JACOB ZUMA, President of South Africa, said the role of the United Nations in the fight against apartheid had been a unique example of the international community’s exercise of its collective political will. That was why his country was committed to participating in the fight against poverty and numerous world crises. He said it was imperative that all countries acted immediately to stop the global economic crisis from dismantling decades of gains. Despite the negative effects of the economic meltdown, which was severely affecting developing countries, though they had not caused it, eradicating poverty had to be at the heart of the work of the United Nations.
The global economic crisis had made it crucial to reform unrepresentative and outdated Bretton Woods institutions, by making them more democratic and open to the participation of developing countries. In order to eradicate poverty, it was imperative to conclude the Doha Round of trade talks by prioritizing development.
On Africa, he urged the United Nations to ensure that the international community implemented commitments it had made to the continent. The New Partnership for Africa’s Development (NEPAD) must be used to mobilize resources for Africa. There could be no enduring peace without development and thus no development without security. Turning to conflict resolution in Africa, he highlighted his country’s efforts in this regard. Despite the African Union’s political will for conflict resolution, it lacked resources.

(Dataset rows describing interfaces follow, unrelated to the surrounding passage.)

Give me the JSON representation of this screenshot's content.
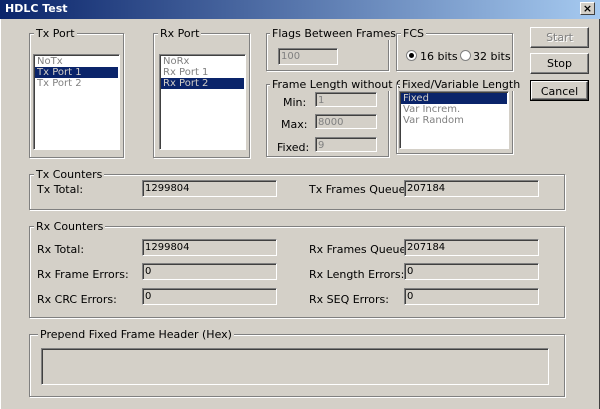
{
  "window": {
    "title": "HDLC Test",
    "close_glyph": "×"
  },
  "tx_port": {
    "title": "Tx Port",
    "items": [
      "NoTx",
      "Tx Port 1",
      "Tx Port 2"
    ],
    "selected": 1
  },
  "rx_port": {
    "title": "Rx Port",
    "items": [
      "NoRx",
      "Rx Port 1",
      "Rx Port 2"
    ],
    "selected": 2
  },
  "flags": {
    "title": "Flags Between Frames",
    "value": "100"
  },
  "fcs": {
    "title": "FCS",
    "option_16": "16 bits",
    "option_32": "32 bits",
    "selected": "16 bits"
  },
  "frame_length": {
    "title": "Frame Length without CRC",
    "min_label": "Min:",
    "min_value": "1",
    "max_label": "Max:",
    "max_value": "8000",
    "fixed_label": "Fixed:",
    "fixed_value": "9"
  },
  "fixed_variable": {
    "title": "Fixed/Variable Length",
    "items": [
      "Fixed",
      "Var Increm.",
      "Var Random"
    ],
    "selected": 0
  },
  "buttons": {
    "start": "Start",
    "stop": "Stop",
    "cancel": "Cancel"
  },
  "tx_counters": {
    "title": "Tx Counters",
    "total_label": "Tx Total:",
    "total_value": "1299804",
    "queued_label": "Tx Frames Queued:",
    "queued_value": "207184"
  },
  "rx_counters": {
    "title": "Rx Counters",
    "total_label": "Rx Total:",
    "total_value": "1299804",
    "queued_label": "Rx Frames Queued:",
    "queued_value": "207184",
    "frame_errors_label": "Rx Frame Errors:",
    "frame_errors_value": "0",
    "length_errors_label": "Rx Length Errors:",
    "length_errors_value": "0",
    "crc_errors_label": "Rx CRC Errors:",
    "crc_errors_value": "0",
    "seq_errors_label": "Rx SEQ Errors:",
    "seq_errors_value": "0"
  },
  "prepend": {
    "title": "Prepend Fixed Frame Header (Hex)",
    "value": ""
  }
}
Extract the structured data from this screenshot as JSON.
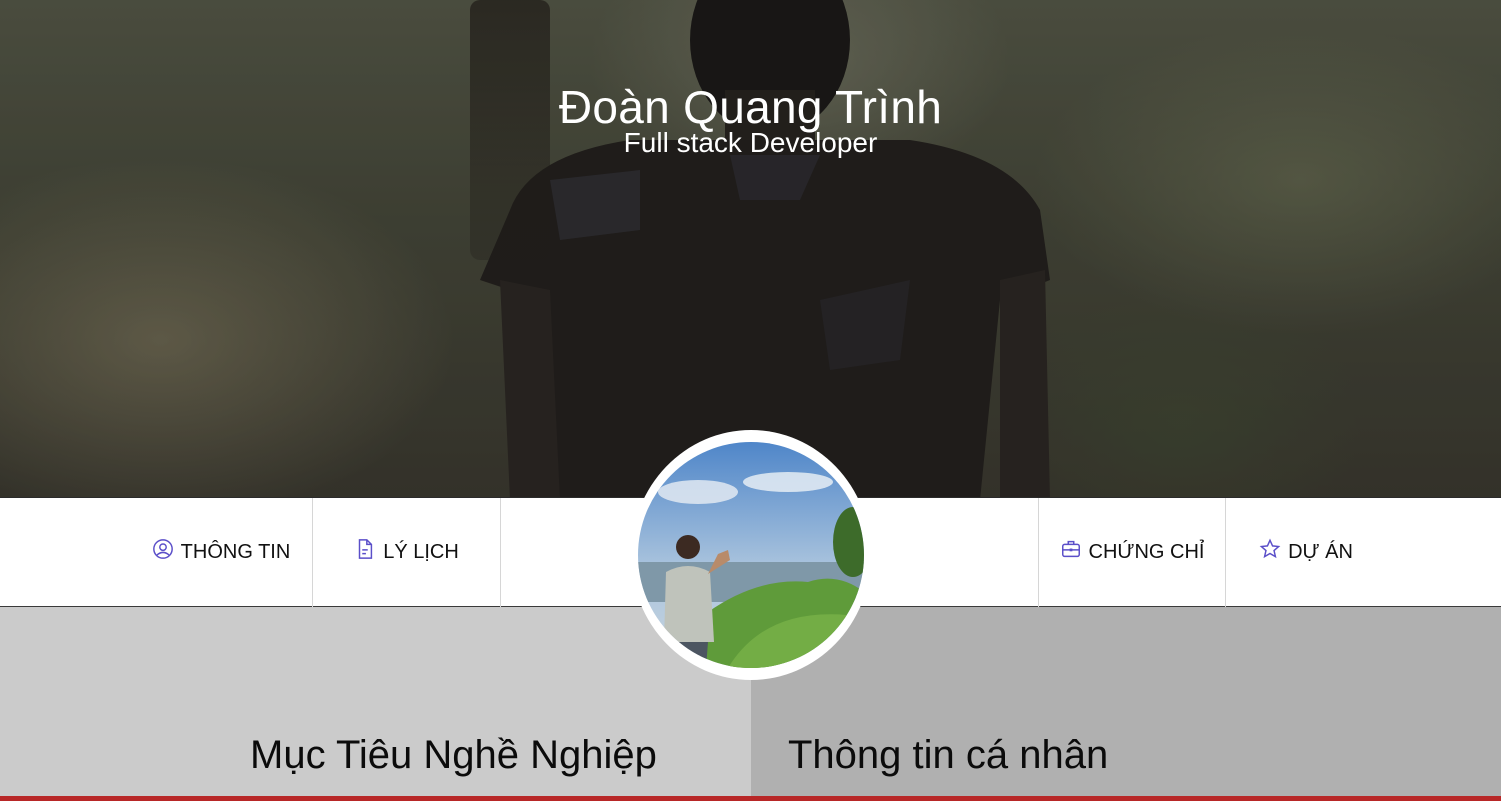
{
  "profile": {
    "name": "Đoàn Quang Trình",
    "role": "Full stack Developer"
  },
  "nav": {
    "items": [
      {
        "label": "THÔNG TIN",
        "icon": "user-circle-icon"
      },
      {
        "label": "LÝ LỊCH",
        "icon": "document-icon"
      },
      {
        "label": "CHỨNG CHỈ",
        "icon": "briefcase-icon"
      },
      {
        "label": "DỰ ÁN",
        "icon": "star-icon"
      }
    ],
    "icon_color": "#5b4fc9"
  },
  "sections": {
    "left_title": "Mục Tiêu Nghề Nghiệp",
    "right_title": "Thông tin cá nhân"
  },
  "colors": {
    "accent_line": "#b82727",
    "section_left_bg": "#cbcbcb",
    "section_right_bg": "#b0b0b0"
  }
}
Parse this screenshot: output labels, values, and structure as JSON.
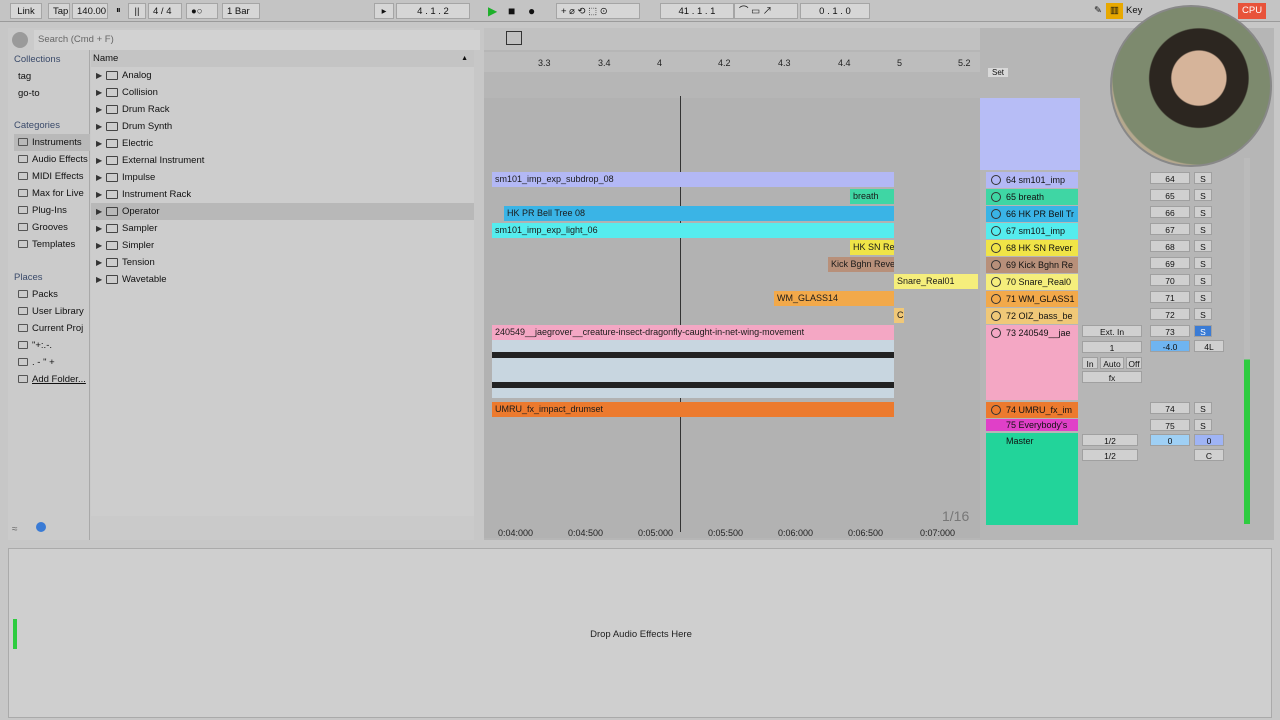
{
  "toolbar": {
    "link": "Link",
    "tap": "Tap",
    "tempo": "140.00",
    "signature": "4 / 4",
    "metro": "●○",
    "quantize": "1 Bar",
    "position": "4 .   1 .   2",
    "loop_start": "41 .   1 .   1",
    "loop_length": "0 .   1 .   0",
    "key": "Key",
    "cpu": "CPU"
  },
  "browser": {
    "search_placeholder": "Search (Cmd + F)",
    "collections_title": "Collections",
    "collections": [
      "tag",
      "go-to"
    ],
    "categories_title": "Categories",
    "categories": [
      "Instruments",
      "Audio Effects",
      "MIDI Effects",
      "Max for Live",
      "Plug-Ins",
      "Grooves",
      "Templates"
    ],
    "places_title": "Places",
    "places": [
      "Packs",
      "User Library",
      "Current Proj",
      "\"+:.-.",
      ". - \" +",
      "Add Folder..."
    ],
    "column_name": "Name",
    "items": [
      "Analog",
      "Collision",
      "Drum Rack",
      "Drum Synth",
      "Electric",
      "External Instrument",
      "Impulse",
      "Instrument Rack",
      "Operator",
      "Sampler",
      "Simpler",
      "Tension",
      "Wavetable"
    ],
    "selected_item": "Operator"
  },
  "arrangement": {
    "ruler": [
      "3.3",
      "3.4",
      "4",
      "4.2",
      "4.3",
      "4.4",
      "5",
      "5.2"
    ],
    "set_label": "Set",
    "clips": [
      "sm101_imp_exp_subdrop_08",
      "breath",
      "HK PR Bell Tree 08",
      "sm101_imp_exp_light_06",
      "HK SN Rev",
      "Kick Bghn Reve",
      "Snare_Real01",
      "WM_GLASS14",
      "C",
      "240549__jaegrover__creature-insect-dragonfly-caught-in-net-wing-movement",
      "UMRU_fx_impact_drumset"
    ],
    "timeline": [
      "0:04:000",
      "0:04:500",
      "0:05:000",
      "0:05:500",
      "0:06:000",
      "0:06:500",
      "0:07:000"
    ],
    "grid": "1/16"
  },
  "mixer": {
    "tracks": [
      {
        "name": "64 sm101_imp",
        "num": "64",
        "color": "#b3b8f5"
      },
      {
        "name": "65 breath",
        "num": "65",
        "color": "#3fd6a4"
      },
      {
        "name": "66 HK PR Bell Tr",
        "num": "66",
        "color": "#3ab4e6"
      },
      {
        "name": "67 sm101_imp",
        "num": "67",
        "color": "#55ecee"
      },
      {
        "name": "68 HK SN Rever",
        "num": "68",
        "color": "#f0e447"
      },
      {
        "name": "69 Kick Bghn Re",
        "num": "69",
        "color": "#b8907a"
      },
      {
        "name": "70 Snare_Real0",
        "num": "70",
        "color": "#f5ee7c"
      },
      {
        "name": "71 WM_GLASS1",
        "num": "71",
        "color": "#f2a94a"
      },
      {
        "name": "72 OIZ_bass_be",
        "num": "72",
        "color": "#f0c878"
      },
      {
        "name": "73 240549__jae",
        "num": "73",
        "color": "#f4a7c4"
      },
      {
        "name": "74 UMRU_fx_im",
        "num": "74",
        "color": "#ec7a2e"
      },
      {
        "name": "75 Everybody's",
        "num": "75",
        "color": "#e040c8"
      }
    ],
    "master": "Master",
    "input": "Ext. In",
    "in_channel": "1",
    "monitor": [
      "In",
      "Auto",
      "Off"
    ],
    "fx": "fx",
    "volume": "-4.0",
    "pan": "4L",
    "master_out": "1/2",
    "master_vol": "0",
    "master_pan": "C",
    "solo": "S"
  },
  "detail": {
    "drop_text": "Drop Audio Effects Here"
  }
}
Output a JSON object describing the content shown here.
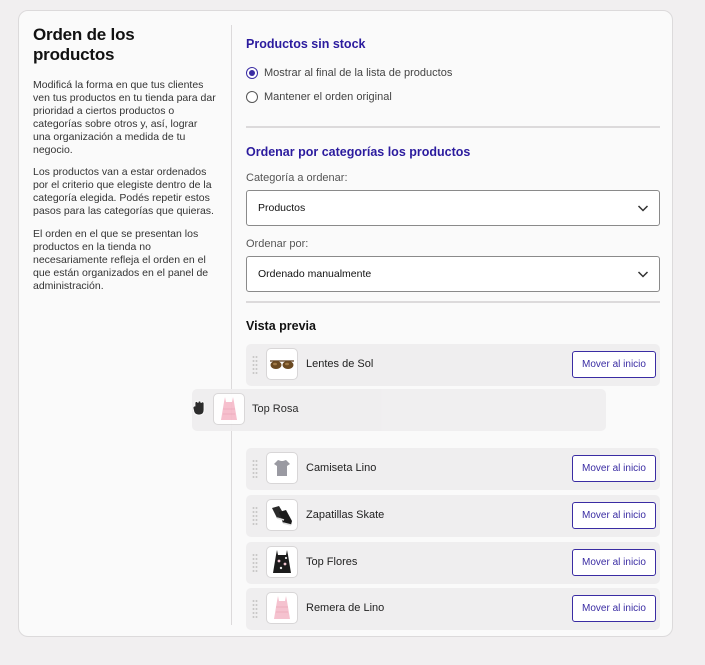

He appealed to the United Nations to cooperate with it in its peacemaking efforts and to support the Union’s ban on de facto Governments. He also noted that the quest for global peace and security was inseparable from the pursuit of justice, self-determination, human rights and economic development. In this regard, a peaceful solution to the situation in Western Sahara and the Israeli-Palestinian conflict had to be found immediately.
Turning to the NPT, he stated that the 2010 Review Conference would be an occasion for countries to bind themselves to implementing that accord. It was crucial to strike a balance between disarmament, non-proliferation and peaceful energy use.
Regarding climate change, he stressed that its devastating effects, of which developing countries bore the greatest brunt, would gravely undermine development and poverty eradication efforts. He called for action towards an effective global accord on its challenges, which had to recognize that solving climate change could not be divorced from striving to eradicate poverty. The overall goal would be to decrease worldwide emissions without limiting development in southern countries.
In an ever more interdependent world, only multilateral cooperation could resolve global problems effectively, in which a reformed United Nations had to carry on playing a central role that was effective, transparent and efficient. For that to come into full effect, it was fundamental to reform the Security Council, by making it more representative of the international community, with a permanent African country for instance.